Stored data Block Start
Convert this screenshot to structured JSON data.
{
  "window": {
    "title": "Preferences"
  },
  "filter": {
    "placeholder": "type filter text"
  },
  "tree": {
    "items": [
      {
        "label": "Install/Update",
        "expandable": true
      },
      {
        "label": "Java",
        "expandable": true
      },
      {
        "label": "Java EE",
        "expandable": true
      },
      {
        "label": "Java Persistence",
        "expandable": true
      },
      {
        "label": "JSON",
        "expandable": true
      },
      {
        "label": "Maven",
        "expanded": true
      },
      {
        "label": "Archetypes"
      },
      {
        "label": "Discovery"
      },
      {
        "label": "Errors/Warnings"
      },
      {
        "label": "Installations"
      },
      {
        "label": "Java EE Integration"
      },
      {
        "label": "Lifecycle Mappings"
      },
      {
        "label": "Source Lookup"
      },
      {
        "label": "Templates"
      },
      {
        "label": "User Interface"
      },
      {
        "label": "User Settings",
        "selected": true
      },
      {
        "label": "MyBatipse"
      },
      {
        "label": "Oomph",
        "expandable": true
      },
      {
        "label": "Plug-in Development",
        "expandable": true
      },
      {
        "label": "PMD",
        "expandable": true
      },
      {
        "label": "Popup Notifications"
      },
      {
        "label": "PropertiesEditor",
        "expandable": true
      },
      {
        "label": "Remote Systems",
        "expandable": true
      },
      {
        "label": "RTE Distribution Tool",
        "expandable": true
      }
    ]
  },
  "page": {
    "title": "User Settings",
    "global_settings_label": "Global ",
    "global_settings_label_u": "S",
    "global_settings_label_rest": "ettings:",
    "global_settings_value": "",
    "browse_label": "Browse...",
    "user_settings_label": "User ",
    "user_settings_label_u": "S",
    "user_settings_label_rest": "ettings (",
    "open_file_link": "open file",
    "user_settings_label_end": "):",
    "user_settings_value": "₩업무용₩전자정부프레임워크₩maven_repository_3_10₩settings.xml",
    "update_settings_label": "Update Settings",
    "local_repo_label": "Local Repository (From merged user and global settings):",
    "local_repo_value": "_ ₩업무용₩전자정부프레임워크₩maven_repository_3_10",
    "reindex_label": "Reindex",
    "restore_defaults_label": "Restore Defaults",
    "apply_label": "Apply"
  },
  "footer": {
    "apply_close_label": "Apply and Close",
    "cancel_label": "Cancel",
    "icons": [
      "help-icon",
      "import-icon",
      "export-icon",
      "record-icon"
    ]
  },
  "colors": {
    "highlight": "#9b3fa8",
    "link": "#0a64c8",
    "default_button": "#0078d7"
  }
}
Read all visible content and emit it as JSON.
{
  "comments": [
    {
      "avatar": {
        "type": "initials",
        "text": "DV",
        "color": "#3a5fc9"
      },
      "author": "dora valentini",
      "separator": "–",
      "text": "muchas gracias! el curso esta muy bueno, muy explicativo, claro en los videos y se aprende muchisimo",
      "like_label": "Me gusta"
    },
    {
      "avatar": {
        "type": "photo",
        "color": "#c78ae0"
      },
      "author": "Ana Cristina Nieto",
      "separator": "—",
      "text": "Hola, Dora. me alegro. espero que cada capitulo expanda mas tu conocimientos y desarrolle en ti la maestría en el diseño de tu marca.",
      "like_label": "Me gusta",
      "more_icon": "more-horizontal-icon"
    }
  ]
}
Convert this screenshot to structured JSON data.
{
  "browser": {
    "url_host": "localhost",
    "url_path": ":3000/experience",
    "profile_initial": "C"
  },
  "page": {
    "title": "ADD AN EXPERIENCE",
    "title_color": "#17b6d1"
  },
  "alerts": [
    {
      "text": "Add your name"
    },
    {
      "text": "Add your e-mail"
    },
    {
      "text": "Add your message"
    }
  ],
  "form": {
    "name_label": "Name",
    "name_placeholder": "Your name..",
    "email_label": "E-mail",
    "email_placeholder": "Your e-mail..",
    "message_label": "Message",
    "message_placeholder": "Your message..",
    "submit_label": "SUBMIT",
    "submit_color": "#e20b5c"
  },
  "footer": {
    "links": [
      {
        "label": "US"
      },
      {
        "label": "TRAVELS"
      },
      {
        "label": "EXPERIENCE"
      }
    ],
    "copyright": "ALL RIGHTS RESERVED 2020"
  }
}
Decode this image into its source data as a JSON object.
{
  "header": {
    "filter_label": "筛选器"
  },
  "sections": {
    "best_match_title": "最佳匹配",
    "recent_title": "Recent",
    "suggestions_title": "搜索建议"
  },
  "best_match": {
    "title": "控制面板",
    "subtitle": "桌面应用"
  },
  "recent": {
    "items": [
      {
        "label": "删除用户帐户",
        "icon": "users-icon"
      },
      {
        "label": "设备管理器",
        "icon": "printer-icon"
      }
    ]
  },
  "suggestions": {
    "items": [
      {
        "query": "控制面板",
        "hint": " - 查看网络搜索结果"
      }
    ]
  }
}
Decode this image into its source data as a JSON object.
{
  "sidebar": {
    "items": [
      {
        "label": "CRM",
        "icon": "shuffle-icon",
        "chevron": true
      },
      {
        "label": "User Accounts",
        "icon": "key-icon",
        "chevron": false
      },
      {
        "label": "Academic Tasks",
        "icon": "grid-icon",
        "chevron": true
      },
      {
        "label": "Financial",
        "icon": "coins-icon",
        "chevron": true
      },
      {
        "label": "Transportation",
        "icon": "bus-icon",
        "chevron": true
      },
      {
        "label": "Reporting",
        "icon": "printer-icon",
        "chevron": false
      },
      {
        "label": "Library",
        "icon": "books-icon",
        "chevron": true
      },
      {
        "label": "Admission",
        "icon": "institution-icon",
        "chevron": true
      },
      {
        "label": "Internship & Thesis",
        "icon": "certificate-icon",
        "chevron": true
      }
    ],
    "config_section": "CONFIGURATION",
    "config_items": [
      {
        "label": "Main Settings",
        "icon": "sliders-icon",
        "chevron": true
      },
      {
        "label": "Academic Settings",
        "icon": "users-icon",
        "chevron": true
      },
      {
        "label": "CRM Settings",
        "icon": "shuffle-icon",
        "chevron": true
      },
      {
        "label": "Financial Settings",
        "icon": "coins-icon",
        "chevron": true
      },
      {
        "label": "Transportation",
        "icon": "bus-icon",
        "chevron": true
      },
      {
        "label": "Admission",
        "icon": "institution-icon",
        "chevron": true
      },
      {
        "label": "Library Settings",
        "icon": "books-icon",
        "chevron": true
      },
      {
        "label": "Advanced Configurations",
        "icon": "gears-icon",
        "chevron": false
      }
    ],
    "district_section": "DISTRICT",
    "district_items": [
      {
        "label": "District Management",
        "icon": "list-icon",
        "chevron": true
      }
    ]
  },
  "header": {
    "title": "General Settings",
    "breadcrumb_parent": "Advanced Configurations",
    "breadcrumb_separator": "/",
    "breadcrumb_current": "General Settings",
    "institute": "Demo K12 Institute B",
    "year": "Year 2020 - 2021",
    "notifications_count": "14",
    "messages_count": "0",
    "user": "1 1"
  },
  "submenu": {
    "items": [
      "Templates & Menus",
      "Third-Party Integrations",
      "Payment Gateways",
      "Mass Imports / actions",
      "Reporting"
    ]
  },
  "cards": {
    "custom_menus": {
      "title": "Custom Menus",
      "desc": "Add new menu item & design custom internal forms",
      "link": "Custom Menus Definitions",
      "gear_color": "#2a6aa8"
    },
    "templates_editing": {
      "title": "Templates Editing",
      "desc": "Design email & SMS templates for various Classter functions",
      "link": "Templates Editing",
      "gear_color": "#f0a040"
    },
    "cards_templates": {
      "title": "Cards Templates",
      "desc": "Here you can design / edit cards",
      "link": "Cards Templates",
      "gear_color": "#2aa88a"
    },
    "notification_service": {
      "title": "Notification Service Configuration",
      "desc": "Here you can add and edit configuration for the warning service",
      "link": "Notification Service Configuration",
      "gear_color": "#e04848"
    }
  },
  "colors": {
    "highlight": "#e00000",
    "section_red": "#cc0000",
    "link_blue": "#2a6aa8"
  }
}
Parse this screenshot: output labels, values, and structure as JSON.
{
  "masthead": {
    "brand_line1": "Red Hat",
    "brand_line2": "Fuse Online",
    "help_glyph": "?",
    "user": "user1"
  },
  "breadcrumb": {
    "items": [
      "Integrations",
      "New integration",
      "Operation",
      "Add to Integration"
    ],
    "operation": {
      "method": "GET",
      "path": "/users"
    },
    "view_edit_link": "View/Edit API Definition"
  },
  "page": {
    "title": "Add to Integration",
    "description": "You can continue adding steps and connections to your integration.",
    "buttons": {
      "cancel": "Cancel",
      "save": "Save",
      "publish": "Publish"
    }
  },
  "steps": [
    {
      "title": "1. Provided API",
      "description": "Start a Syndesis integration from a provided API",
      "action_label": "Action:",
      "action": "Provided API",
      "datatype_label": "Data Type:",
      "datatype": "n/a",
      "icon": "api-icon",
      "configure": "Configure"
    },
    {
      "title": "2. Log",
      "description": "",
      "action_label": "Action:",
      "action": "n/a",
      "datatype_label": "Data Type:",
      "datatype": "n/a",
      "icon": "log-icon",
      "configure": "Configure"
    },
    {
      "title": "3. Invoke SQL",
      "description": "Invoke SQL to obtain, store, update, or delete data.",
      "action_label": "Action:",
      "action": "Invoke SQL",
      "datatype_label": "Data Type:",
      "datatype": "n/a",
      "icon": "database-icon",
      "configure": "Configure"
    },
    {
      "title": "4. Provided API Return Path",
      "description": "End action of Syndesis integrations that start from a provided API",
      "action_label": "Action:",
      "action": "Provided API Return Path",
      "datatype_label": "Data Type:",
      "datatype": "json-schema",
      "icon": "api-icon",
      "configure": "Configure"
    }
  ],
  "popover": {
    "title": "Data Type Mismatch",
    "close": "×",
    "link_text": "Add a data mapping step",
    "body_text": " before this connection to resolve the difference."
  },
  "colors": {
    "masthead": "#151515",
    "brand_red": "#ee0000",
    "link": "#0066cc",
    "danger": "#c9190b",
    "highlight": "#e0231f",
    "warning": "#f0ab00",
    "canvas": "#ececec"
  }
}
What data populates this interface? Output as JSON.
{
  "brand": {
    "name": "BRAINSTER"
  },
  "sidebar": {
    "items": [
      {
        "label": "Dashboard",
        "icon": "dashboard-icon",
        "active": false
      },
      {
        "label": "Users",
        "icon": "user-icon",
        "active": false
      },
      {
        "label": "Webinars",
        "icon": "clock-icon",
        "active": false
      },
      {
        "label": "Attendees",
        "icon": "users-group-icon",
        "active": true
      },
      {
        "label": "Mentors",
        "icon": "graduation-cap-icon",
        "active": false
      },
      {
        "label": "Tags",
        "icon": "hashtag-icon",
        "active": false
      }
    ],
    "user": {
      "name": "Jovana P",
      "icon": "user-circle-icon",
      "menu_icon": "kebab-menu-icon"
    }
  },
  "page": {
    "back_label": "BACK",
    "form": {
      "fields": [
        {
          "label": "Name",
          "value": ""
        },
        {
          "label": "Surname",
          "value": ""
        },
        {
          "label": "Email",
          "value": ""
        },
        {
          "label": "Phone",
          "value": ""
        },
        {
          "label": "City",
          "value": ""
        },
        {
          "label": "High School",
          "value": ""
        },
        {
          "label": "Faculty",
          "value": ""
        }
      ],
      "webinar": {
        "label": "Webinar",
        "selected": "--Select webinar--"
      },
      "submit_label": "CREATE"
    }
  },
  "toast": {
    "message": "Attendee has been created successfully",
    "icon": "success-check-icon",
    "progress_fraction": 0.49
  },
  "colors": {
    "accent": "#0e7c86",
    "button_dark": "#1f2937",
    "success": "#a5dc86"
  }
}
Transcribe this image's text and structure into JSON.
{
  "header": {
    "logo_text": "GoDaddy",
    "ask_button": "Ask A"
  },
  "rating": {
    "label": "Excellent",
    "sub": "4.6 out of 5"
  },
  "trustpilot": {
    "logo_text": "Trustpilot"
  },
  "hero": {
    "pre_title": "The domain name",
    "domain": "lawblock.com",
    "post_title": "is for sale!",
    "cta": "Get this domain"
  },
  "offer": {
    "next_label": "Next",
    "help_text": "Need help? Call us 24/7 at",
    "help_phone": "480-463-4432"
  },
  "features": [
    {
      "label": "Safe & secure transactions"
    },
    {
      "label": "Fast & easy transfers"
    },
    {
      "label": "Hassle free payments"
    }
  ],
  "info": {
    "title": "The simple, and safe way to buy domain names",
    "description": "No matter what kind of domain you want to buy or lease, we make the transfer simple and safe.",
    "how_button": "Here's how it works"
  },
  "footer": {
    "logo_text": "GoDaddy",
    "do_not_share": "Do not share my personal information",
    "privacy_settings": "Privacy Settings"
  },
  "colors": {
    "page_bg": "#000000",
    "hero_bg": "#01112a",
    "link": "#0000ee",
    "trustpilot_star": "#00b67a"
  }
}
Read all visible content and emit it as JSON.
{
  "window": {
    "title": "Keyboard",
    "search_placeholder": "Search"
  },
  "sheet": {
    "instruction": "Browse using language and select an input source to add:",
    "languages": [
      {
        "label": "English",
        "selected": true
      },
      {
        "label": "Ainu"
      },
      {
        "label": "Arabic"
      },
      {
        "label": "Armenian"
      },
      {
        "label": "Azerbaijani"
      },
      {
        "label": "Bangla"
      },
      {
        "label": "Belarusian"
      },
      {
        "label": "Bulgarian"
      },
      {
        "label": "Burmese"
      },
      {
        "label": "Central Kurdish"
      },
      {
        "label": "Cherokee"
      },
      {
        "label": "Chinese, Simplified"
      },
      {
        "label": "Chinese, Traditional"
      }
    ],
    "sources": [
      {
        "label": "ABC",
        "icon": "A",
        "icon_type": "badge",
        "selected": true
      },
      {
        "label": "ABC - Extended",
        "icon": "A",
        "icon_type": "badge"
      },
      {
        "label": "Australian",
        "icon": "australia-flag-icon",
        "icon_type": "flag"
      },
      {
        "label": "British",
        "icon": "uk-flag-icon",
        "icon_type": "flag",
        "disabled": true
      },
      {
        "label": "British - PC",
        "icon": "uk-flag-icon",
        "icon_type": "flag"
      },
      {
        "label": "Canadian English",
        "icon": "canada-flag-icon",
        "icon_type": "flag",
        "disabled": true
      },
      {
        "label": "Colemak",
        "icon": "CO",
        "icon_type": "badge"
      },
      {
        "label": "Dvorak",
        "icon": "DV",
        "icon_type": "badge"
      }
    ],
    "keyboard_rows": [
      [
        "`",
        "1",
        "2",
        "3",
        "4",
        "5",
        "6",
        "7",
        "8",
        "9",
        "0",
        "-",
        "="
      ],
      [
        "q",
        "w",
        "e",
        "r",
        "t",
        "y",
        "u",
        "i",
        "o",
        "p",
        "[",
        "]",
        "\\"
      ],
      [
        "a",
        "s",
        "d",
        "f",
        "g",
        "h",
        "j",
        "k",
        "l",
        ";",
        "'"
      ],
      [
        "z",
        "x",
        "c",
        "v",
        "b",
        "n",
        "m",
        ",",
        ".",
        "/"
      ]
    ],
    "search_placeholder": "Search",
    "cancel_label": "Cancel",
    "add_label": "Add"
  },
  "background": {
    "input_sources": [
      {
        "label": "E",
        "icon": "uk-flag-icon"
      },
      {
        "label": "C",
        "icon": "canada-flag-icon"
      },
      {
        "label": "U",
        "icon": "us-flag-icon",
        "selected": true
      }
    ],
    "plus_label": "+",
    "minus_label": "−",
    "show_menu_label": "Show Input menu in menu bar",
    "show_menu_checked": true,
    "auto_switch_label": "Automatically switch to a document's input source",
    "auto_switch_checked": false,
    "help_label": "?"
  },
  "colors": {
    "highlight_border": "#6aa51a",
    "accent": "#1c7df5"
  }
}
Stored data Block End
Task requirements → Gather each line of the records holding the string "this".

Written response →
Convert this screenshot to structured JSON data.
Convert this screenshot to structured JSON data.
Decode this image into its source data as a JSON object.
Decode this image into its source data as a JSON object.
Parse this screenshot: output labels, values, and structure as JSON.
    "body_text": " before this connection to resolve the difference."
What data populates this interface? Output as JSON.
Transcribe this image's text and structure into JSON.
    "cta": "Get this domain"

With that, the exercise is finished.